When some property owners in the Marcellus Shale region want to contract with drilling companies to explore for natural gas on their land, they may find that others have laid claim to their sub-surface rights.
Disputed ownership results from Pennsylvania laws that are more than a century old and a long-dormant practice called “title washing.”
A title wash occurred when someone bought undeveloped property at a tax sale. Former Pennsylvania tax laws gave the purchaser clear title to the taxed property. According to these early tax laws, the obligation to pay taxes on undeveloped property ran with the property. An owner could therefore default on taxes and then purchase the same property at a tax sale, thereby “washing” the property’s title from any prior obligations. From 1900-1950, Pennsylvania saw a lot of “title-washing.”
Some legal scholars believe that even if the tax assessment was directed at only the surface estate, the tax sale of the unseated surface could nonetheless “wash” the title of the unassessed subsurface rights to minerals, oil and gas. These scholars rely on early court decisions which they contend ruled that tax sales “washed” the title to the subsurface interests.
Judges more recently have focused on whether subsurface rights could have been or were taxed. Pennsylvania’s highest court has now declared that oil and natural gas cannot be assessed for property taxes. With no assessment possible, courts have ruled that title to the oil and gas in question was not “washed” when the surface rights were sold for taxes.
It is imperative that property owners have a careful title search done before negotiating a drilling contract, paying close attention to any past tax sales. In some cases, the property owner may not own or will have to defend his or her right to sell the subsurface rights.
— Ronald L. Hicks, Jr., Meyer, Unkovic & Scott, firstname.lastname@example.org
Business workshop is a weekly feature from local experts offering tidbits on matters affecting business.
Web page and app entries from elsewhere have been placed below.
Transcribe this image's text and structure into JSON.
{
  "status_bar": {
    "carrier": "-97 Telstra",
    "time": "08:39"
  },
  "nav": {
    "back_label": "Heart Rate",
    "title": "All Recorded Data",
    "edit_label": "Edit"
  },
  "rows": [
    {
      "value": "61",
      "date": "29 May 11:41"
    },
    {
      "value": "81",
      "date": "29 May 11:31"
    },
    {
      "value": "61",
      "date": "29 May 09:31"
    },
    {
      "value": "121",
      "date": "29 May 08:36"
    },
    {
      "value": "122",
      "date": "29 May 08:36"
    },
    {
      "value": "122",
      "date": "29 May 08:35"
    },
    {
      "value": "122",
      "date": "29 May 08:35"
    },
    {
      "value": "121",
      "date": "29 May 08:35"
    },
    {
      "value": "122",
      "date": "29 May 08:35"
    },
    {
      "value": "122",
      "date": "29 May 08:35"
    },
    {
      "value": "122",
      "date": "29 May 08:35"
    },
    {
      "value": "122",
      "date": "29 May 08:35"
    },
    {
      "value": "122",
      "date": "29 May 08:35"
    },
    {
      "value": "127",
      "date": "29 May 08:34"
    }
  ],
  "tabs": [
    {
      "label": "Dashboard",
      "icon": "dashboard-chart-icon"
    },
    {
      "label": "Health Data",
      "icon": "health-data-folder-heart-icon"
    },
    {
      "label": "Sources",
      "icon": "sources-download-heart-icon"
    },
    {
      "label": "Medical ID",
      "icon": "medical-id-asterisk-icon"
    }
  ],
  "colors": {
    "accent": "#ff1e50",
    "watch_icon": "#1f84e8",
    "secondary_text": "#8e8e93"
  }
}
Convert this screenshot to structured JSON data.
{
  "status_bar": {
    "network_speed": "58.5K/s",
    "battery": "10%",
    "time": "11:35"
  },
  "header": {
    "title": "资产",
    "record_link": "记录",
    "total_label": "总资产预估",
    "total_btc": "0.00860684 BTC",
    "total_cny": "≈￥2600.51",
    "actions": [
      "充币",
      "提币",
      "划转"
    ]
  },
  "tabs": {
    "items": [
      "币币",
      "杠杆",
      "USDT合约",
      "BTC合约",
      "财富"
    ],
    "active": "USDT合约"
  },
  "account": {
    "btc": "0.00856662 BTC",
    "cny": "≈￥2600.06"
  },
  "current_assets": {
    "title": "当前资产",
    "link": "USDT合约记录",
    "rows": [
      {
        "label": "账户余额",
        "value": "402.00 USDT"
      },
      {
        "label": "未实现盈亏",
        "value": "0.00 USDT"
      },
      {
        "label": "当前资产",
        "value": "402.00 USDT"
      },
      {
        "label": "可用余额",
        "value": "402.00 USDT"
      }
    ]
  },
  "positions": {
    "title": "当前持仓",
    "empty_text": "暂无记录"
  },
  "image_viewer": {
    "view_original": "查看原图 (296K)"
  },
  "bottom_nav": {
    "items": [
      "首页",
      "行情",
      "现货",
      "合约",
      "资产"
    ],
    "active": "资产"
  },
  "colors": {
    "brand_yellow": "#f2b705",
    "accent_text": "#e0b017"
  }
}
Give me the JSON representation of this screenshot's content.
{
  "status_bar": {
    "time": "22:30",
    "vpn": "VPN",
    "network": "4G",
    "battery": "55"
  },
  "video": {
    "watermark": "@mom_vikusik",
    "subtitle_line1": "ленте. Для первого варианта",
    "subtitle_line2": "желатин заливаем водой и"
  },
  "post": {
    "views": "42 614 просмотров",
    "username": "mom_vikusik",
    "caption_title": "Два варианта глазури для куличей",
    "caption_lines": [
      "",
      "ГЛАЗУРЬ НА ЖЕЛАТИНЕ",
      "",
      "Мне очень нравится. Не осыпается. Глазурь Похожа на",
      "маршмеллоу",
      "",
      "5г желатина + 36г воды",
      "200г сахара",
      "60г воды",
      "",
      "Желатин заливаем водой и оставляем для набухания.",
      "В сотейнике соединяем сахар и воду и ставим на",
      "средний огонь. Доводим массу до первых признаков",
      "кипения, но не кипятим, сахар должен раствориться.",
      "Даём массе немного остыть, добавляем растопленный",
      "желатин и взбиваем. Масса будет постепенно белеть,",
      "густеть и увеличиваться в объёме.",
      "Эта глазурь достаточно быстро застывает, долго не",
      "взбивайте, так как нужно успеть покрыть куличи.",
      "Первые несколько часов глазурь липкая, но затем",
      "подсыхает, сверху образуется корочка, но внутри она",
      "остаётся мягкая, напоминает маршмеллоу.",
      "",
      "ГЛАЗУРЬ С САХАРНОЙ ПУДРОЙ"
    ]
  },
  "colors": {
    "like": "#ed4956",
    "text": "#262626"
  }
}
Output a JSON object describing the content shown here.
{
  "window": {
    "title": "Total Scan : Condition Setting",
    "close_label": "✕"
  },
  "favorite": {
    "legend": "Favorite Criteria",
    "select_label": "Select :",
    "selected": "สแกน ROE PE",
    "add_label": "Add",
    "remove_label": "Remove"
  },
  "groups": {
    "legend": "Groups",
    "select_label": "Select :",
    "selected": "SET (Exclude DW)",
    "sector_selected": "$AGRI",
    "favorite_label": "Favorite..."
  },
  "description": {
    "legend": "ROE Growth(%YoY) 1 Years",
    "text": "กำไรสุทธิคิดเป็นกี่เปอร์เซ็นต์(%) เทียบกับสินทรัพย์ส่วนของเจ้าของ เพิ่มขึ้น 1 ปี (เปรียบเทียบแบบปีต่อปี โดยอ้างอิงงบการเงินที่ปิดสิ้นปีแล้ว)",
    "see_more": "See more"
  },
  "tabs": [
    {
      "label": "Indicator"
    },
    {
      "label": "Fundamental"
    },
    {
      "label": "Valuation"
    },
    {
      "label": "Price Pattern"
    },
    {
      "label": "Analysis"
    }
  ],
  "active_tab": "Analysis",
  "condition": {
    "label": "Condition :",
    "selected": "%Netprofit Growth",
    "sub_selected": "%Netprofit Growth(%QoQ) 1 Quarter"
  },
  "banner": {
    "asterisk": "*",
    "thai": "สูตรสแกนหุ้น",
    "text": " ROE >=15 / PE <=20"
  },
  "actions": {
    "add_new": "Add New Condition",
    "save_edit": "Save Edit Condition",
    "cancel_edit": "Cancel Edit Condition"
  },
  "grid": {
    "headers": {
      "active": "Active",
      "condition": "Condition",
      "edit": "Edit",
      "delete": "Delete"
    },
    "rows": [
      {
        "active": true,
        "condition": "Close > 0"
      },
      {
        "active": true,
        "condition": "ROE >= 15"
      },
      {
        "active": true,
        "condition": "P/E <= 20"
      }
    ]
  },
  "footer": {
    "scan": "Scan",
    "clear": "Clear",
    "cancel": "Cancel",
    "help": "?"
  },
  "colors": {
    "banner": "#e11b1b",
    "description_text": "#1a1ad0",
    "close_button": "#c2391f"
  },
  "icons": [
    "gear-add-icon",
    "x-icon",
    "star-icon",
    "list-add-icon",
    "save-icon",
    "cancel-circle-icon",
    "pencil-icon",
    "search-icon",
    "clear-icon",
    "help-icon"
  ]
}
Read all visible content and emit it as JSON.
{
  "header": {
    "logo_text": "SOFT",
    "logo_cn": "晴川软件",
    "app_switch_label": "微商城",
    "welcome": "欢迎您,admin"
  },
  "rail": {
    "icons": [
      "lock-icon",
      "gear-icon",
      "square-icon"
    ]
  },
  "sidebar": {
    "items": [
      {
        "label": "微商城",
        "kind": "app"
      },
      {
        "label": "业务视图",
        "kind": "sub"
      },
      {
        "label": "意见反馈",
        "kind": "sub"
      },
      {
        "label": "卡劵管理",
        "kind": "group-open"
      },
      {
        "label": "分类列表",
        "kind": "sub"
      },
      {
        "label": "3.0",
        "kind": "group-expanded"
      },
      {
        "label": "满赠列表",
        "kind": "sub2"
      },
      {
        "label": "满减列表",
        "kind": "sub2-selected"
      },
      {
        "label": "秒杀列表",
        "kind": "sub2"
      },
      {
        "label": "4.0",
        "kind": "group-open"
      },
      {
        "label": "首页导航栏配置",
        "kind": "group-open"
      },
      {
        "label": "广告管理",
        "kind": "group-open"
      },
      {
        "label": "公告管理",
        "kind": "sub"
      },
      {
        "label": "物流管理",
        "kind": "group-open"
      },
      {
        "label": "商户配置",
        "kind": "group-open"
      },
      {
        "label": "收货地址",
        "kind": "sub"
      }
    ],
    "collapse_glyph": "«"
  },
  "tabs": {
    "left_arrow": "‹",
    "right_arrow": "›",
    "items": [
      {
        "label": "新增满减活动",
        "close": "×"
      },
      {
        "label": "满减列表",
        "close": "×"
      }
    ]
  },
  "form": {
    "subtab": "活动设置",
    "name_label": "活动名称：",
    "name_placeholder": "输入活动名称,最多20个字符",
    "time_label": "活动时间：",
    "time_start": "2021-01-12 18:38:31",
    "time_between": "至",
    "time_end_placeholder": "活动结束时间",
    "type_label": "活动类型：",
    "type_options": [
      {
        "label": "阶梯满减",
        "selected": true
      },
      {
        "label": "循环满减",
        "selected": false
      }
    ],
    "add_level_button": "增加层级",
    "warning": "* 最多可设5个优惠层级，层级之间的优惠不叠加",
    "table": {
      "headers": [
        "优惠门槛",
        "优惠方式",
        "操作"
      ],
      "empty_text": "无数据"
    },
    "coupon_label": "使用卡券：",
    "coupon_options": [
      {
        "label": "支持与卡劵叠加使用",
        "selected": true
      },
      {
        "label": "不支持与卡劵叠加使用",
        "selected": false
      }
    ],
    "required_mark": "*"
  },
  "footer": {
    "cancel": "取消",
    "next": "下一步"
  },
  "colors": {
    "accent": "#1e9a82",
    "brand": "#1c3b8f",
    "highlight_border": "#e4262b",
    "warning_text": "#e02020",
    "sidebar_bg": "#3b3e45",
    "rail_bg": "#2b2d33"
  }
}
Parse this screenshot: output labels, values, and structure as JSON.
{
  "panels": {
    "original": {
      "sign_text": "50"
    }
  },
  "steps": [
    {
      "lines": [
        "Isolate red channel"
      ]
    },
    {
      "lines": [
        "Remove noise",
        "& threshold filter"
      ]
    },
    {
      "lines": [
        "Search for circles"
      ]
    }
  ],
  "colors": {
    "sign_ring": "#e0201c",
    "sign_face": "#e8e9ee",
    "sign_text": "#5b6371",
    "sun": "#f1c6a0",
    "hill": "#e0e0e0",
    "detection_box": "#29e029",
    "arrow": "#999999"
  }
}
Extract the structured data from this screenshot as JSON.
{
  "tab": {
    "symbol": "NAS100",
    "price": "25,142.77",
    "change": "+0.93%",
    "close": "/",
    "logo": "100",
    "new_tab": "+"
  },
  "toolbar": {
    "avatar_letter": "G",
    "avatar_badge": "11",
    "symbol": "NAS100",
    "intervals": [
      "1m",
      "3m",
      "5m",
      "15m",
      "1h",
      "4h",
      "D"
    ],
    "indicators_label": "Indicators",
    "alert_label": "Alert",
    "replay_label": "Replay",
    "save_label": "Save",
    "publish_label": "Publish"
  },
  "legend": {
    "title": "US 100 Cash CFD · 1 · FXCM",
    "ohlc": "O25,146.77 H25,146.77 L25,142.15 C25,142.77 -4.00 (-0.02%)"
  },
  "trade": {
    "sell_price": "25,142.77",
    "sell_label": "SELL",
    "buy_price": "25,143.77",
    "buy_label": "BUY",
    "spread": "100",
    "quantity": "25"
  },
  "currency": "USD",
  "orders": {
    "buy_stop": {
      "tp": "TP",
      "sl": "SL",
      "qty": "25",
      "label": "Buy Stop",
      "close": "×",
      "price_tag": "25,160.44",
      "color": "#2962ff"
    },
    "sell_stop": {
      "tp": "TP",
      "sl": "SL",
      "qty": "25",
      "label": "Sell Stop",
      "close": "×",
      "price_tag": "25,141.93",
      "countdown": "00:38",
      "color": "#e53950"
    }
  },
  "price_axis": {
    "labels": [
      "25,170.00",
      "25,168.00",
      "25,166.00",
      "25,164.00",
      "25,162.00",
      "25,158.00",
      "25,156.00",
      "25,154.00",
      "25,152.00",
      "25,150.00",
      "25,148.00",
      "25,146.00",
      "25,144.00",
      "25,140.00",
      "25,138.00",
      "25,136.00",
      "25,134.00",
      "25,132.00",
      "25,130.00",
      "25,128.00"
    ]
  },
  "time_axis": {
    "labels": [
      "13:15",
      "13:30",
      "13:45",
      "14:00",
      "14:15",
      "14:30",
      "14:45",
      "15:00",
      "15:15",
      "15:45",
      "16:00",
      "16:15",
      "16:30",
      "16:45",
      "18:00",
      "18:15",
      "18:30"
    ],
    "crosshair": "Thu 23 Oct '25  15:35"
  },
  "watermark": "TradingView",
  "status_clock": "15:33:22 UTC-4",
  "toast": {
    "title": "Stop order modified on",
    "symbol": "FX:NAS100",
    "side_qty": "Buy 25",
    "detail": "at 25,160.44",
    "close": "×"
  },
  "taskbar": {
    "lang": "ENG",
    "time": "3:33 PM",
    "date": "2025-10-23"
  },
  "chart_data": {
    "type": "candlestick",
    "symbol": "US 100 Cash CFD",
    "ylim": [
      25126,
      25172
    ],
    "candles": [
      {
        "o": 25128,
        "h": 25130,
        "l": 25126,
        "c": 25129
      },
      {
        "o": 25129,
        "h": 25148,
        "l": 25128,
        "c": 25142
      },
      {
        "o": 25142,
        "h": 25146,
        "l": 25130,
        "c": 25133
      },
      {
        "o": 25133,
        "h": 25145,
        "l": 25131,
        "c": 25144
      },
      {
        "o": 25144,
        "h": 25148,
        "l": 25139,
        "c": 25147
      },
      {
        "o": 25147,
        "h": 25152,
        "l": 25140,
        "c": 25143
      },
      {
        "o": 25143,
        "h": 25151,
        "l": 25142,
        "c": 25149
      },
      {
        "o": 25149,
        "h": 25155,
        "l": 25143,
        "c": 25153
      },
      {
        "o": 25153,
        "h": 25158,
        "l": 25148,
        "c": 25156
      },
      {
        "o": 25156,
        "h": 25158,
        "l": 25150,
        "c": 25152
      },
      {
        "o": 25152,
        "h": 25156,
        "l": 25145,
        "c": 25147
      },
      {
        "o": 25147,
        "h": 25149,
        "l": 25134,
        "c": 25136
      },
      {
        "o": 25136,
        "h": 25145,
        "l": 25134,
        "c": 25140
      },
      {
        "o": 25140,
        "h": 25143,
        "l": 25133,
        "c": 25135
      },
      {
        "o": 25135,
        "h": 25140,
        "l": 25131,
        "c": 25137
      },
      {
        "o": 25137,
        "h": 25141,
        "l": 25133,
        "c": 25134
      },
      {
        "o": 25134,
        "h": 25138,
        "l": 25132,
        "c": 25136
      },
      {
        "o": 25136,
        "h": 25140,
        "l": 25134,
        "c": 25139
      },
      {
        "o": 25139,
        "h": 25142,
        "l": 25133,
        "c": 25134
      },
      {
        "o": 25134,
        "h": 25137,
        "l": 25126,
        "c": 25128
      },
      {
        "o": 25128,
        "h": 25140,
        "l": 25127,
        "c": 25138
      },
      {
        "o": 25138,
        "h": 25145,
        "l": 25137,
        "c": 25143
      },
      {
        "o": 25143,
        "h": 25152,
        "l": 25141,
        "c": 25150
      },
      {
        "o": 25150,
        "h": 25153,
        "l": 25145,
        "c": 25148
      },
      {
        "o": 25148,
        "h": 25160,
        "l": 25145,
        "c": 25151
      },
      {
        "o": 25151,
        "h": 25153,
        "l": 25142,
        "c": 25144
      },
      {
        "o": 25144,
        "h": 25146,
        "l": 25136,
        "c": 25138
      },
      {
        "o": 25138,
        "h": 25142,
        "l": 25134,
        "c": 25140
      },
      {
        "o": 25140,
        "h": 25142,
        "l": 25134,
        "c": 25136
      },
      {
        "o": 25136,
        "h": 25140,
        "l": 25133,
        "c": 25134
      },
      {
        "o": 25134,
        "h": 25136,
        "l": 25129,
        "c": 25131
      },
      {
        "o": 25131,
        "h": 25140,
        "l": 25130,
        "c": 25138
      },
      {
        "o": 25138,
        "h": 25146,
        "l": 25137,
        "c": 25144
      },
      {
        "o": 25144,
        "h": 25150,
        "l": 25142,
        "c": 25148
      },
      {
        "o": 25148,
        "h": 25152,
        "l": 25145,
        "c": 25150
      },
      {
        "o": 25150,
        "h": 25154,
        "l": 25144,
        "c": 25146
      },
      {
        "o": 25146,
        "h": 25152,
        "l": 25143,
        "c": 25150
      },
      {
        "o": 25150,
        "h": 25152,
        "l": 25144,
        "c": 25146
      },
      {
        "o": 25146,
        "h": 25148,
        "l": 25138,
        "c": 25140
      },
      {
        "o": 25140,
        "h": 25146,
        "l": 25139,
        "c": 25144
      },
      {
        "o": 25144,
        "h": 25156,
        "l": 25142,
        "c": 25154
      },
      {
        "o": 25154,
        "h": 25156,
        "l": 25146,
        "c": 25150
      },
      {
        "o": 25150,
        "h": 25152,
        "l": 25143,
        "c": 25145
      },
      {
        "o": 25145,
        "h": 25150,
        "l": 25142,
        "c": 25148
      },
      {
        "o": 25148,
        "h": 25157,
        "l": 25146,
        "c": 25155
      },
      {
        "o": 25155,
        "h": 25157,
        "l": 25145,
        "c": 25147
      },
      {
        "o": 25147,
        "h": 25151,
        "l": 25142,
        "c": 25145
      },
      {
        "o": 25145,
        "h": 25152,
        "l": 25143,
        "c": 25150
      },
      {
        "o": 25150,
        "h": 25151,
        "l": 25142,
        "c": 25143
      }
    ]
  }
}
To contribute, contact Business Editor Brian Hyslop at email@example.com.